The list of endorsers is seemingly endless. Megan Rapinoe, Adam Rippon and Bobby Berk are supporting Elizabeth Warren, as are veteran activists Urvashi Vaid and Torie Osborn. Bernie Sanders has former American Idol and Congressional candidate Clay Aiken and drag legend Lady Bunny. Pete Buttigieg just picked up an endorsement from David Mixner, who advised President Clinton on LGBT issues. Project Runway alum Tim Gunn and designer Isaac Mizrahi are getting behind Mike Bloomberg’s campaign.
All in all, pretty impressive. But does it really matter?
When it comes to celebrity endorsements, probably not. Celebrities can excite campaign volunteers, and they can help draw crowds. Whether activists make much of a difference is also probably debatable.
Actually convincing undecided voters to back their candidate is a different question. Most people say it doesn’t matter. A 2019 poll found that nearly two-thirds of those asked said that celebrity endorsements would have no bearing on how they vote. What counts more are endorsements from elected officials, unions and political groups. In short, the people and organizations that can deliver voters and spend money.

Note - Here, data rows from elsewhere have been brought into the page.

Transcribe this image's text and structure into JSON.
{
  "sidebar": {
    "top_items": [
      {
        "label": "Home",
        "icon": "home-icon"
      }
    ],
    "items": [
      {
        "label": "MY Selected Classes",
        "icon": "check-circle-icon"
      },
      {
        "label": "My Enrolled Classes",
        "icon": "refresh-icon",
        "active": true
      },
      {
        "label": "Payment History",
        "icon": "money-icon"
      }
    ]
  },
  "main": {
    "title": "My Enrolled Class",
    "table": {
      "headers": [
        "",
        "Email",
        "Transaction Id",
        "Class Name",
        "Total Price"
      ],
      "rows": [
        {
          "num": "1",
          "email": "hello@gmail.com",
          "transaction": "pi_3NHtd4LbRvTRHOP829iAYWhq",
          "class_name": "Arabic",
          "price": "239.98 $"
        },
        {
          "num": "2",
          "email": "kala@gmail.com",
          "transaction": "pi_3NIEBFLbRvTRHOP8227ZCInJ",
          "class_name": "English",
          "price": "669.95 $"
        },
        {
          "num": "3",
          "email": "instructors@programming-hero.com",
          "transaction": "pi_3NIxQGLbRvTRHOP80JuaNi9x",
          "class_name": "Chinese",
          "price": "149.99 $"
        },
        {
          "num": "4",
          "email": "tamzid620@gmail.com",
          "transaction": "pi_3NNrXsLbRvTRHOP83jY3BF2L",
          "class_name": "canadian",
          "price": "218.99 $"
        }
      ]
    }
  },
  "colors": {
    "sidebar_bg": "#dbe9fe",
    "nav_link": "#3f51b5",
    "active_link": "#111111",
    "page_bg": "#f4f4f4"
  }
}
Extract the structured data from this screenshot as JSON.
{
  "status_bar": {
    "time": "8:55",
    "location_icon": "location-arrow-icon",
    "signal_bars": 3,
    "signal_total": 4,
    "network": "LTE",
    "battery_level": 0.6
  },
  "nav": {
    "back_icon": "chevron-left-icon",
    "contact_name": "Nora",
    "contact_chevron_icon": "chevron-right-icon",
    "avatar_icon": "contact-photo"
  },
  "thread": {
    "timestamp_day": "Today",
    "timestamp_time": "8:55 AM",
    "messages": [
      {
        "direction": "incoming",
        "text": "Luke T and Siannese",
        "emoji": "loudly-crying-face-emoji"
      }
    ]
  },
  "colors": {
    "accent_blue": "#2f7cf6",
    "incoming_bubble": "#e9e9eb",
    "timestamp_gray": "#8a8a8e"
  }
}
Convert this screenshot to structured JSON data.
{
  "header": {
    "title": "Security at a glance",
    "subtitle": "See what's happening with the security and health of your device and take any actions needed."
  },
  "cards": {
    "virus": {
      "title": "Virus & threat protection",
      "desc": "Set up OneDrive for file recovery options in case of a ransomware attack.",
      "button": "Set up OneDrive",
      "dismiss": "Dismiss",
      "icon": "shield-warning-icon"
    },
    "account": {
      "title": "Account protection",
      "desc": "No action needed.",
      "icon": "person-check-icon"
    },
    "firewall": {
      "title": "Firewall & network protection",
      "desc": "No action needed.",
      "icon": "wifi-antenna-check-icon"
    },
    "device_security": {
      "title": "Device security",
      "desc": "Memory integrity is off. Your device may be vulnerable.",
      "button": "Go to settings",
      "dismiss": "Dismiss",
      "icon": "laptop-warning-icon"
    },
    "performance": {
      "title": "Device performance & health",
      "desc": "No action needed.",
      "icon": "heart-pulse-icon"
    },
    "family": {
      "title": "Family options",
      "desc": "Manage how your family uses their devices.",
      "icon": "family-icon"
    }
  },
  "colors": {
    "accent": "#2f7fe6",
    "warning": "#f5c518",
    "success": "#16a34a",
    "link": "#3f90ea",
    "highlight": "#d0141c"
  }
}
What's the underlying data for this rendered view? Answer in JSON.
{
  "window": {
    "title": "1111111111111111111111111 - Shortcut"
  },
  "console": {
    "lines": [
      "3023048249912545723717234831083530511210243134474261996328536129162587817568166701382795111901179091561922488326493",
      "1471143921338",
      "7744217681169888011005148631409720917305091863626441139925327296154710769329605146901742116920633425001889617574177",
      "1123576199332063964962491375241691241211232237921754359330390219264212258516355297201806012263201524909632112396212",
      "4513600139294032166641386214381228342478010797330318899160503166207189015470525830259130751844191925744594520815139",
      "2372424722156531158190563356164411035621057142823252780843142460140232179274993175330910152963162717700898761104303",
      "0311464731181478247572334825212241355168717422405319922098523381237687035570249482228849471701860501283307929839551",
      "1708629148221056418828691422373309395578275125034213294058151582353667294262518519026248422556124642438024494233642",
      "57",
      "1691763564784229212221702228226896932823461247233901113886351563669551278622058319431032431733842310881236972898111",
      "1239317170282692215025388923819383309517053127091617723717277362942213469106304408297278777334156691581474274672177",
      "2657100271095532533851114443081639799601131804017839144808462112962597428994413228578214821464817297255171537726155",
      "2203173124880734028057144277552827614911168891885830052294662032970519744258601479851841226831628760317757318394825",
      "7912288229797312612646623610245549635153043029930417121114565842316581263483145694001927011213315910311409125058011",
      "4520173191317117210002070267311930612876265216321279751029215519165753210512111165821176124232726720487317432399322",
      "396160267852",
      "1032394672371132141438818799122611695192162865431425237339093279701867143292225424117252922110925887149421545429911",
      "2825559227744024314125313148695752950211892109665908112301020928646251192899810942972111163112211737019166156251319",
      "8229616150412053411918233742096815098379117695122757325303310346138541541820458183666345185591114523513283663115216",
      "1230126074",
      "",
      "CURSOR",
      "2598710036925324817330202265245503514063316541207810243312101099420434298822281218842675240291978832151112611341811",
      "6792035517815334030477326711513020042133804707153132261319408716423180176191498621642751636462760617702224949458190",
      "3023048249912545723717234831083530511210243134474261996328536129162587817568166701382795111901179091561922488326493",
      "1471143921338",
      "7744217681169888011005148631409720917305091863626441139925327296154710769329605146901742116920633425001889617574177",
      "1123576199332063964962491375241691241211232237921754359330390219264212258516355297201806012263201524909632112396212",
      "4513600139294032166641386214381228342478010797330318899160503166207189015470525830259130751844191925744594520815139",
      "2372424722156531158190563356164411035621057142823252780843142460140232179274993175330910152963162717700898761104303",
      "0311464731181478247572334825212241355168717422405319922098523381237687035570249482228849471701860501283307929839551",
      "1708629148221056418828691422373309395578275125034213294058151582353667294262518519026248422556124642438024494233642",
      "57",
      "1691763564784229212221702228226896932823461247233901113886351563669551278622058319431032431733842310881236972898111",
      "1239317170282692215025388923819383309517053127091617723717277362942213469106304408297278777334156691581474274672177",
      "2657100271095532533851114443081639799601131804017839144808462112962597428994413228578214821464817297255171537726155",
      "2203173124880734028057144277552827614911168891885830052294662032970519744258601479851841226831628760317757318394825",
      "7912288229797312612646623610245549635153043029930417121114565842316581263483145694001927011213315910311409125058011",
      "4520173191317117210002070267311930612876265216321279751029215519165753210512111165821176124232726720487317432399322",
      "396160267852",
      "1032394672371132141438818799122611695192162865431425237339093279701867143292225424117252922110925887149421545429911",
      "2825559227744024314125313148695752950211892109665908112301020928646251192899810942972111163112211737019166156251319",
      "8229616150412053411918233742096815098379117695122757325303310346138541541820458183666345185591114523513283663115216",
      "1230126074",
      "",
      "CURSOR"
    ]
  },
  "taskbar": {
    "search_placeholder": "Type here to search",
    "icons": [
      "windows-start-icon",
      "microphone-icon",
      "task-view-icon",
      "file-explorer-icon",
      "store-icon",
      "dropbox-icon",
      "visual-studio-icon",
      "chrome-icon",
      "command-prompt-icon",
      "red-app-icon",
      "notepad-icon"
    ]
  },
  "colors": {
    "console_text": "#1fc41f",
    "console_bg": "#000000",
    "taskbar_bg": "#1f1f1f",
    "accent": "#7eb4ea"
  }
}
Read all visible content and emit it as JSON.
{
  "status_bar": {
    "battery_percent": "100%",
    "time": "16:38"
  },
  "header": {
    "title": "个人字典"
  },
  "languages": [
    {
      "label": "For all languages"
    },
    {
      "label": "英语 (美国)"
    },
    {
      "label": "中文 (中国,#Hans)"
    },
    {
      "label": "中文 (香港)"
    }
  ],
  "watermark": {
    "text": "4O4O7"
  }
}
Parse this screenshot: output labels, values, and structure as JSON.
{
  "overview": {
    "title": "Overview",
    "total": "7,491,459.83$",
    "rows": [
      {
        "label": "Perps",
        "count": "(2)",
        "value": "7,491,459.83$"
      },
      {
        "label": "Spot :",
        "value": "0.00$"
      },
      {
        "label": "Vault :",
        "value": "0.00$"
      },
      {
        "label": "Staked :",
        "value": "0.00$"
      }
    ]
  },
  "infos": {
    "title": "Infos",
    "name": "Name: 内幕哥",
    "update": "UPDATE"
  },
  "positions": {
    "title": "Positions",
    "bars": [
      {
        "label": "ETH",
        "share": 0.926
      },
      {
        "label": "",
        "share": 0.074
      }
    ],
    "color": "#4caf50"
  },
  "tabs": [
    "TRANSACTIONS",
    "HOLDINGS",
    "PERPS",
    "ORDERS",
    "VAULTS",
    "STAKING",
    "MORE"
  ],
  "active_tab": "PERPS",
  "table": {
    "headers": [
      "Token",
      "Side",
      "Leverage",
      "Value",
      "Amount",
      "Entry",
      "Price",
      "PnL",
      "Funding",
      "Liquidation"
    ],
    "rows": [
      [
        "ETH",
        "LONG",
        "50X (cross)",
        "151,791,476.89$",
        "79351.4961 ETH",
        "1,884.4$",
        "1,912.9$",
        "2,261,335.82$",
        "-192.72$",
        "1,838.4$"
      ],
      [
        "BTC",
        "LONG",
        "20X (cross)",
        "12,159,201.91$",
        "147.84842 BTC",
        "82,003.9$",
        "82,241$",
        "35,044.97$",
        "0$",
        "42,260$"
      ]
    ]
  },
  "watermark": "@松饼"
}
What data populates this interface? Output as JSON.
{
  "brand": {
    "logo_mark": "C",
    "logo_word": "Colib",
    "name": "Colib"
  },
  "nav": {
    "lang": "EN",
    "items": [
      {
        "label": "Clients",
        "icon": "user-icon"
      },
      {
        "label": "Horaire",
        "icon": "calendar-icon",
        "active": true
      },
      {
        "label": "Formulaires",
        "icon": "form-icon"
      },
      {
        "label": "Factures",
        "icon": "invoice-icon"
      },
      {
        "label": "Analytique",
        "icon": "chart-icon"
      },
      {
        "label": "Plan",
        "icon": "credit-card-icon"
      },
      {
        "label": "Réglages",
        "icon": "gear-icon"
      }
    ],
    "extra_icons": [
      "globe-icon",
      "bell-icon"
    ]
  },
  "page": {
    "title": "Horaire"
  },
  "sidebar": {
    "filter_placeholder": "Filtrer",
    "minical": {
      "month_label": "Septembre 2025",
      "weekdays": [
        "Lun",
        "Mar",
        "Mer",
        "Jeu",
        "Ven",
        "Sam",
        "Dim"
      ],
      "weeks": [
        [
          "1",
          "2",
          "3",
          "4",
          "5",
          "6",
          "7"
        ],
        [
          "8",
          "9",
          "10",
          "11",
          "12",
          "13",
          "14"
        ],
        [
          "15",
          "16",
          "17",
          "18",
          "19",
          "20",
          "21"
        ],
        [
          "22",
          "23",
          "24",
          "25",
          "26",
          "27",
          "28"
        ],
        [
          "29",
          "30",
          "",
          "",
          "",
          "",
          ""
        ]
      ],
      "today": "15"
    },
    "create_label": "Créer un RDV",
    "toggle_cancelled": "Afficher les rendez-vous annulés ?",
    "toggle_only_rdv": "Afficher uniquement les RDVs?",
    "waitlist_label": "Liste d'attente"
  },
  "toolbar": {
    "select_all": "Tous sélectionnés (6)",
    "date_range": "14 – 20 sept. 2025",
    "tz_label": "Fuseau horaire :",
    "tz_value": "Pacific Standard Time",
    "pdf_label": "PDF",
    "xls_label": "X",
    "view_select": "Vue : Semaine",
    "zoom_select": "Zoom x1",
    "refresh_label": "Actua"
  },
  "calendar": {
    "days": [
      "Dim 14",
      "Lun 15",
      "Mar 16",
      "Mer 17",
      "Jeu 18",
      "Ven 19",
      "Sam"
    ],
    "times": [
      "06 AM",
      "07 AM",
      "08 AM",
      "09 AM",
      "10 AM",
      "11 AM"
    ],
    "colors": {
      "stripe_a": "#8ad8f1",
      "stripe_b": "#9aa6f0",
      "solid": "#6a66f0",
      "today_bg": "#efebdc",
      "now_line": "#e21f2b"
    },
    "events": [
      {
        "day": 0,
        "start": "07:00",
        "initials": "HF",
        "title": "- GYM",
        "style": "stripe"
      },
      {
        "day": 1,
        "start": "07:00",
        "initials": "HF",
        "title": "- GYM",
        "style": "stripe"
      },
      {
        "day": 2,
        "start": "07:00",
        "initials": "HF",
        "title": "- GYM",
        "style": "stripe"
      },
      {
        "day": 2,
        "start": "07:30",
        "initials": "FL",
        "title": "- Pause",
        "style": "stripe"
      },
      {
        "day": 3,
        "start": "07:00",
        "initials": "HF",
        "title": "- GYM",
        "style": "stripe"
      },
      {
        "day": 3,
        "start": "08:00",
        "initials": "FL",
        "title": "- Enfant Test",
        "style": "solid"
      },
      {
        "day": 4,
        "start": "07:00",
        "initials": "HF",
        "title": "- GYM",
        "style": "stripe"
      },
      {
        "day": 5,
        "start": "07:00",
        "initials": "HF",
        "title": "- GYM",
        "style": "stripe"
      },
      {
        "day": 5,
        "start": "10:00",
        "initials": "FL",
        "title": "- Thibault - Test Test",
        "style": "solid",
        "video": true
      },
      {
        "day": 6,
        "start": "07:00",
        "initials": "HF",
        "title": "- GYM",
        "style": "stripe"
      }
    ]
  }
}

FiveThirtyEight, the website founded by gay data geek Nate Silver, is tracking what it calls the “endorsement primary,” to which candidates party elites are throwing their support. By that standard, Biden is way out in front, with 245 points based on the site’s elaborate weighting system. His closest competition is Elizabeth Warren, with 85 points.
While Sanders is struggling with the party elite, he’s doing well with another crucial constituency: labor unions. Sanders has racked up about a dozen endorsements from unions. Even in their weakened state, unions are still able to deliver on votes, which is what really matters.
Even with powerhouse endorsements, a campaign can still fail. Kamala Harris had strong backing from members of the Congressional Black Caucus and Hollywood elite, but she didn’t even make it to the Iowa caucuses. Beto O’Rourke even had Beyoncé in his corner, but his campaign didn’t even survive into 2020.
What’s most noteworthy about the LGBTQ endorsers is the scramble to get them, not the influence they have. It’s another sign that the Democrats see the community as a core constituent group. What all the candidates are hoping for is that the endorsements are a marker, a sign, if not a contributor, to a high turnout. With voters about to go to the polls, we’ll see if that’s realistic or not.